Tufte doesn’t overload the audience in his own talks—but that is because he doesn’t present data as data, he presents data as examples of what slides and graphical displays might look like, so the fact that the audience might not have time to assimilate all the information is irrelevant.

Readers should get good clear information, with sufficient background presentation that they can re-interpret and re-analyze the material presented to them. Readers are not listeners. This means that speech giver should really develop three different documents.

1. Personal notes, to be seen only by the speaker, and used as a reminder of the topics and key points, or perhaps of the “bon mot,” the clever, felicitously worded phrase that can appear spontaneously witty to the crowd, but which works best if it is prepared and practiced in advance, for few of us are good enough to actually think of them on the spot.

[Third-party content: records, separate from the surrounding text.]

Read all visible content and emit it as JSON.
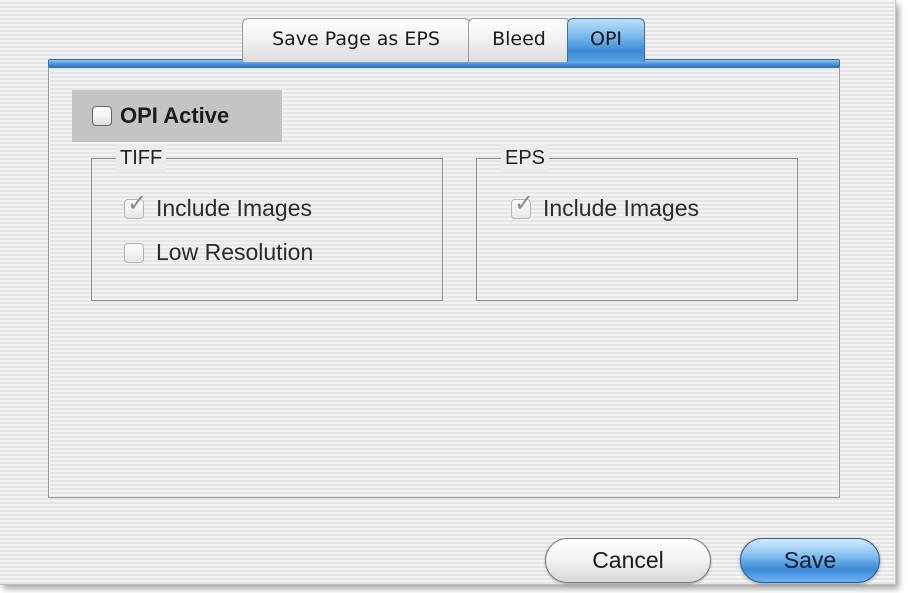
{
  "tabs": [
    {
      "label": "Save Page as EPS",
      "active": false
    },
    {
      "label": "Bleed",
      "active": false
    },
    {
      "label": "OPI",
      "active": true
    }
  ],
  "opi_active": {
    "label": "OPI Active",
    "checked": false
  },
  "tiff_group": {
    "title": "TIFF",
    "options": [
      {
        "label": "Include Images",
        "checked": true,
        "enabled": false
      },
      {
        "label": "Low Resolution",
        "checked": false,
        "enabled": false
      }
    ]
  },
  "eps_group": {
    "title": "EPS",
    "options": [
      {
        "label": "Include Images",
        "checked": true,
        "enabled": false
      }
    ]
  },
  "buttons": {
    "cancel_label": "Cancel",
    "save_label": "Save"
  },
  "colors": {
    "accent": "#3b8ad8",
    "window_bg": "#ececec"
  }
}
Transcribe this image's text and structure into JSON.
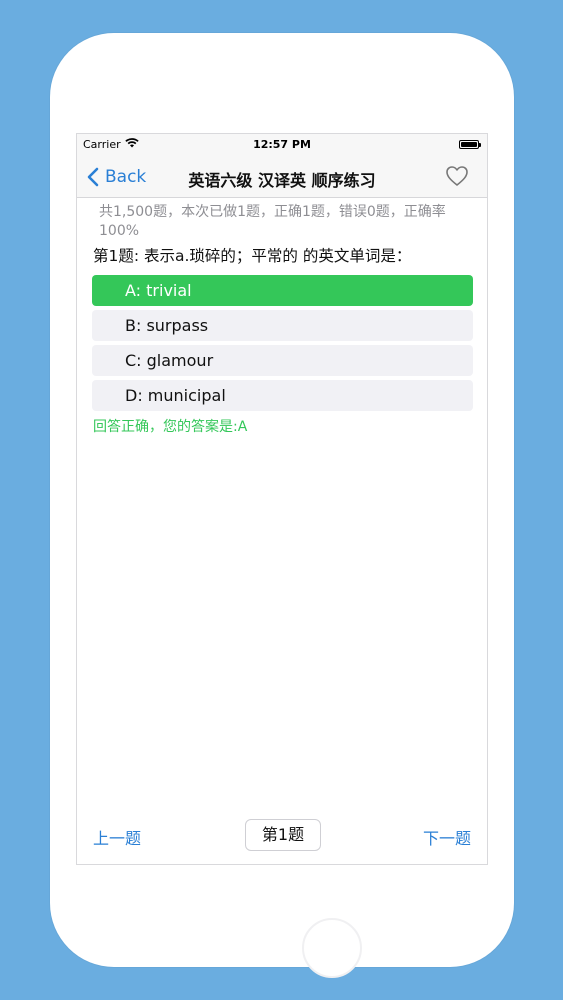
{
  "status_bar": {
    "carrier": "Carrier",
    "time": "12:57 PM"
  },
  "nav": {
    "back_label": "Back",
    "title": "英语六级 汉译英 顺序练习",
    "favorite_icon": "heart-outline-icon"
  },
  "stats_text": "共1,500题，本次已做1题，正确1题，错误0题，正确率100%",
  "question": {
    "text": "第1题: 表示a.琐碎的；平常的 的英文单词是："
  },
  "options": [
    {
      "label": "A: trivial",
      "state": "correct"
    },
    {
      "label": "B: surpass",
      "state": "normal"
    },
    {
      "label": "C: glamour",
      "state": "normal"
    },
    {
      "label": "D: municipal",
      "state": "normal"
    }
  ],
  "feedback": "回答正确，您的答案是:A",
  "bottom": {
    "prev_label": "上一题",
    "page_label": "第1题",
    "next_label": "下一题"
  },
  "colors": {
    "accent": "#2a7fd5",
    "correct": "#34c759",
    "background": "#6aade0",
    "option_bg": "#f1f1f5"
  }
}
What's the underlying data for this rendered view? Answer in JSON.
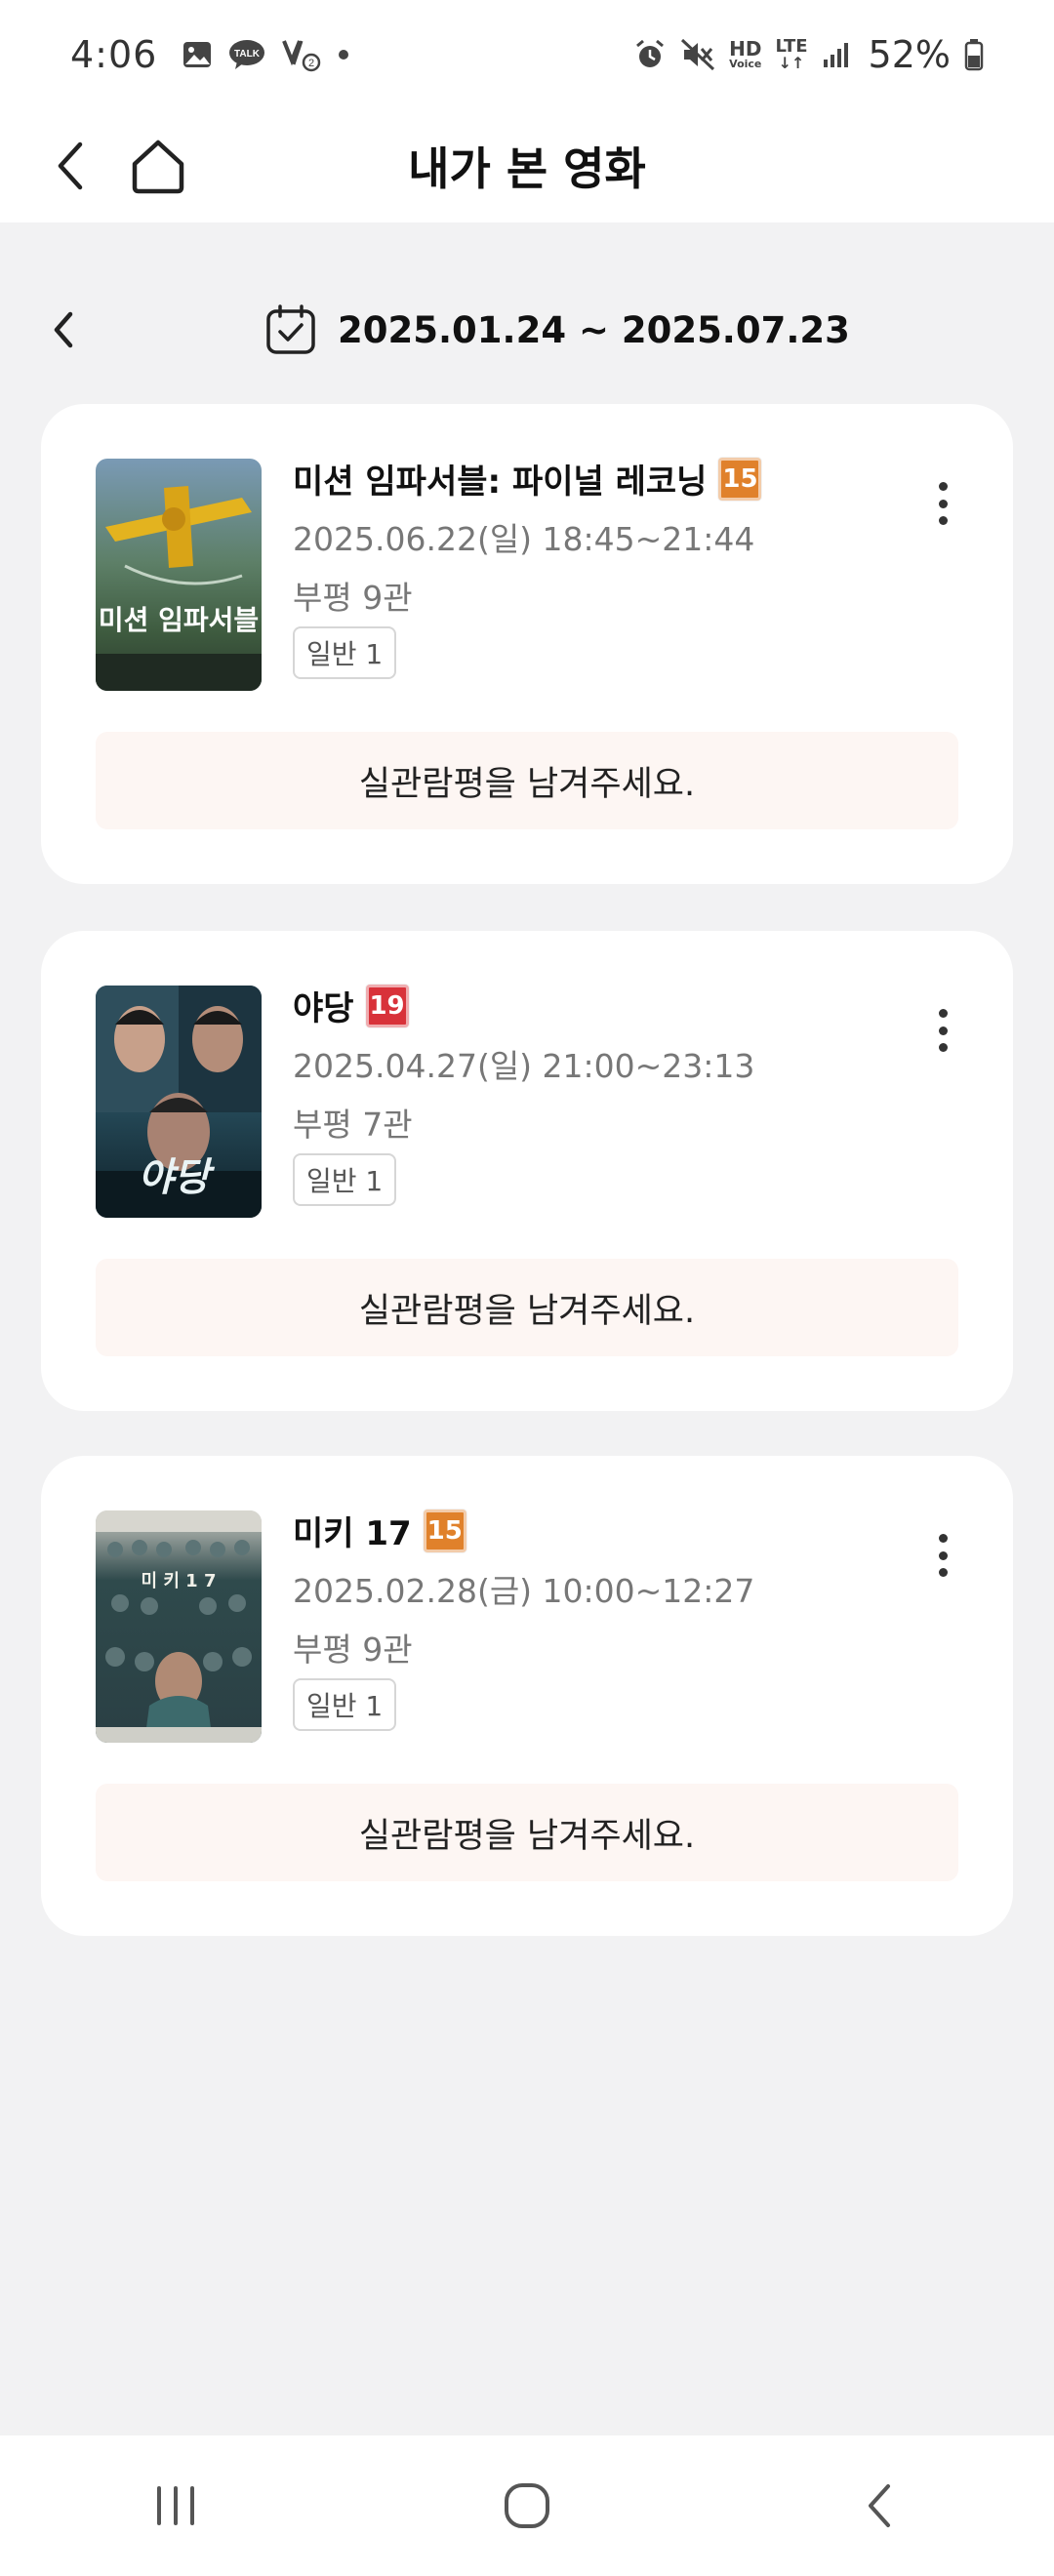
{
  "status_bar": {
    "time": "4:06",
    "talk_badge": "TALK",
    "hd_line1": "HD",
    "hd_line2": "Voice",
    "lte": "LTE",
    "battery": "52%"
  },
  "header": {
    "title": "내가 본 영화",
    "back_icon": "chevron-left-icon",
    "home_icon": "home-icon"
  },
  "range": {
    "text": "2025.01.24 ~ 2025.07.23",
    "calendar_icon": "calendar-check-icon"
  },
  "movies": [
    {
      "title": "미션 임파서블: 파이널 레코닝",
      "rating": "15",
      "rating_color": "#e0812b",
      "datetime": "2025.06.22(일) 18:45~21:44",
      "theater": "부평 9관",
      "ticket": "일반 1",
      "review_label": "실관람평을 남겨주세요.",
      "poster_text": "미션 임파서블"
    },
    {
      "title": "야당",
      "rating": "19",
      "rating_color": "#d8323a",
      "datetime": "2025.04.27(일) 21:00~23:13",
      "theater": "부평 7관",
      "ticket": "일반 1",
      "review_label": "실관람평을 남겨주세요.",
      "poster_text": "야당"
    },
    {
      "title": "미키 17",
      "rating": "15",
      "rating_color": "#e0812b",
      "datetime": "2025.02.28(금) 10:00~12:27",
      "theater": "부평 9관",
      "ticket": "일반 1",
      "review_label": "실관람평을 남겨주세요.",
      "poster_text": "미 키 1 7"
    }
  ],
  "colors": {
    "background": "#f2f2f3",
    "card": "#ffffff",
    "review_button": "#fdf6f3",
    "rating_15": "#e0812b",
    "rating_19": "#d8323a"
  }
}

2. Illustrative slides. These slides should illustrate the major points and help motivate the listener. Tufte is apt to complain that this is simply “entertainment,” but I respond that if the audience is not entertained, they are not apt to listen, and what good is a cleverly drafted talk if the audience is not listening. The illustrations should be relevant. They should convey new information. But they need not have words. They might have data, they might have graphs, they might have photographs of the product, equipment, phenomenon, or other aspect of the point under discussion. They should add to the talk, not distract from it.

3. Handouts. Here is where the speaker can put the references, the data, the appendices to the talk. Here is where one should indeed follow Tufte’s advice and provide clear, detailed information that the reader can use later on to remember the points of the talk as well as to go on to further study and analysis.

Three separate and very different documents: Personal notes, illustrative slides, and handouts.

Don’t confuse one for another. And don’t blame the tool for a poorly prepared, poorly presented talk.

What tool do I use? Often I use no tool at all: Just me, talking alone. Technology audiences are often horrified at first, but when I am finished they are often thankful. When I have points I want to illustrate, I use PowerPoint as an efficient way of presenting photographs and drawings. I don’t use PowerPoint templates. I don’t use bullet points and words in my slides, not unless I must.

If I need personal notes, they are written on small cards or a note pad that I place in front of me as I talk, to be seen by no one but me. As for handouts? I don’t provide them. My books contain my messages. My talks are to motivate.

Some listeners complain about my lack of handouts, for they would like something to have afterwards to refresh their memory. I believe they are correct. I should provide something to take away. I seldom do, because I usually redo my talk even as I am presenting it, incorporating the points made by other speakers or the things I have learned during the day from members of the audience. Handouts are good, and for handouts, Tufte’s prescriptions relevant.

Is PowerPoint bad? No, in fact, it is quite a useful tool. Boring talks are bad. Poorly structured talks are bad. Don’t blame the problem on the tool.

Is PowerPoint responsible for the Columbia disaster? Don’t be silly. The PowerPoint slides reflected the judgment of the committee. The critical point was in small type because the committee thought it unimportant. The surprise is that they included it at all — which implies to me that they were trying to be as complete and honest as they could. They were not trying to deceive.

In hindsight, everything looks easy. In hindsight, people make poor judgments. At the time, well, people do the best they can. Things are never as clear beforehand as they are afterwards, when the actual outcome is known. I leave you with the title of one of my very favorite research papers on this topic:

Fischhoff, B. (1975). Hindsight ≠ foresight: The effect of outcome knowledge on judgment under uncertainty. Journal of Experimental Psychology: Human Perception and Performance, 104, 288-299.

Disclaimer: I have no relationship with the PowerPoint team of Microsoft, but Microsoft is one of my clients.